Tree-of-heaven (Ailanthus altissima)
Tree-of-heaven (Ailanthus altissima) is a rapidly growing deciduous tree that grows in disturbed soils, fields, roadsides, fencerows, woodland edges, forest openings and rocky areas. Also known as Ailanthus, tree-of-heaven grows between 80 and 100 feet tall and up to 6 feet in diameter. Native to China, tree-of-heaven was introduced to North America in 1748 by a Pennsylvania gardener using it as an ornamental. It was widely planted in cities because of its ability to grow in poor conditions. Today, it occupies 42 states.
Tree-of-heaven reproduces rapidly by both root sprouts and by wind- and water-dispersed seeds. Once established, it can quickly take over a site and form an impenetrable thicket. In addition to its prolific vegetative reproduction, Ailanthus also produces toxins that prevent the establishment of other plant species, which may consequently inhibit succession.
With its smooth stems, pale gray bark and large compound leaves, tree-of heaven is sometimes confused with black walnut, butternut or some species of sumac, so proper identification is crucial.
The most effective control method for tree-of-heaven can be achieved with basal bark or cut-stump treatments.
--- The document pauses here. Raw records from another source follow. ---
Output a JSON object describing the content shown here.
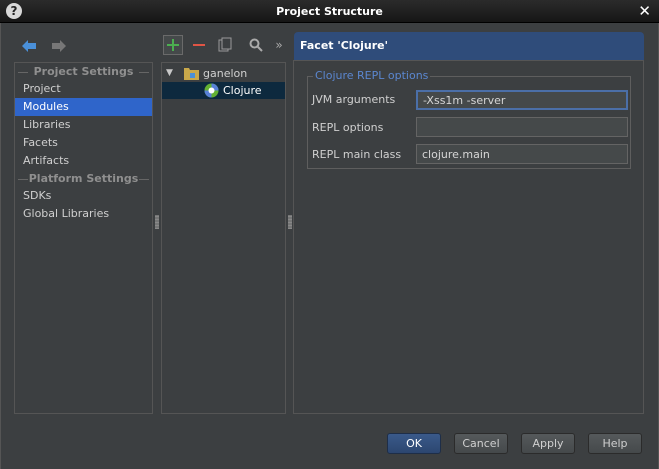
{
  "window": {
    "title": "Project Structure"
  },
  "sidebar": {
    "groups": [
      {
        "header": "Project Settings",
        "items": [
          "Project",
          "Modules",
          "Libraries",
          "Facets",
          "Artifacts"
        ]
      },
      {
        "header": "Platform Settings",
        "items": [
          "SDKs",
          "Global Libraries"
        ]
      }
    ],
    "selected": "Modules"
  },
  "tree": {
    "root": "ganelon",
    "child": "Clojure"
  },
  "facet": {
    "header": "Facet 'Clojure'",
    "group_legend": "Clojure REPL options",
    "fields": [
      {
        "label": "JVM arguments",
        "value": "-Xss1m -server"
      },
      {
        "label": "REPL options",
        "value": ""
      },
      {
        "label": "REPL main class",
        "value": "clojure.main"
      }
    ]
  },
  "buttons": {
    "ok": "OK",
    "cancel": "Cancel",
    "apply": "Apply",
    "help": "Help"
  },
  "colors": {
    "accent": "#2f65ca",
    "header": "#2f4c7a",
    "legend": "#5b87d0"
  }
}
Keep in mind that it is relatively easy to kill the above-ground portion of Ailanthus trees, but control of the root system is essential to prevent or limit stump sprouting and root suckering.
For individual plant treatments of tree-of-heaven, use a mixture of 20 percent Garlon 4 Ultra specialty herbicide plus 5 percent Tordon K specialty herbicide in basal oil applied as a basal bark treatment for control. For basal bark applications, herbicides should be applied to stems less than 6 inches in basal diameter in a manner that thoroughly wets the lower 12 to 15 inches, including the root collar area, but not to the point of runoff. To control re-sprouting of cut stumps, spray the root collar area, sides of the stump, any exposed roots and the outer portion of the cut surface, including the cambium, until thoroughly wet, but not to the point of runoff.
If the Ailanthus infestation is widespread, and individual plant treatments aren’t possible, a high-volume foliar mixture of Garlon 3A, Tordon K and Escort XP herbicides in water, plus a nonionic surfactant, should be applied. Rates of each vary according to region of the country, so product labels should be referenced to get the proper herbicide rates.
Article provided by Dow AgroSciences. For additional information on these species, visit the U.S. Department of Agriculture’s National Agricultural Library or www.invasiveinstitute.com
Accord, Garlon, Milestone and Tordon are trademarks of Dow AgroSciences LLC Tordon K is a federally Restricted Use Pesticide. State restrictions on the sale and use of Accord XRT II and Garlon 4 Ultra apply. Consult the label before purchase or use for full details.
Arsenal is a registered trademark of BASF.
Escort is a registered trademark of DuPont.
Always read and follow label directions.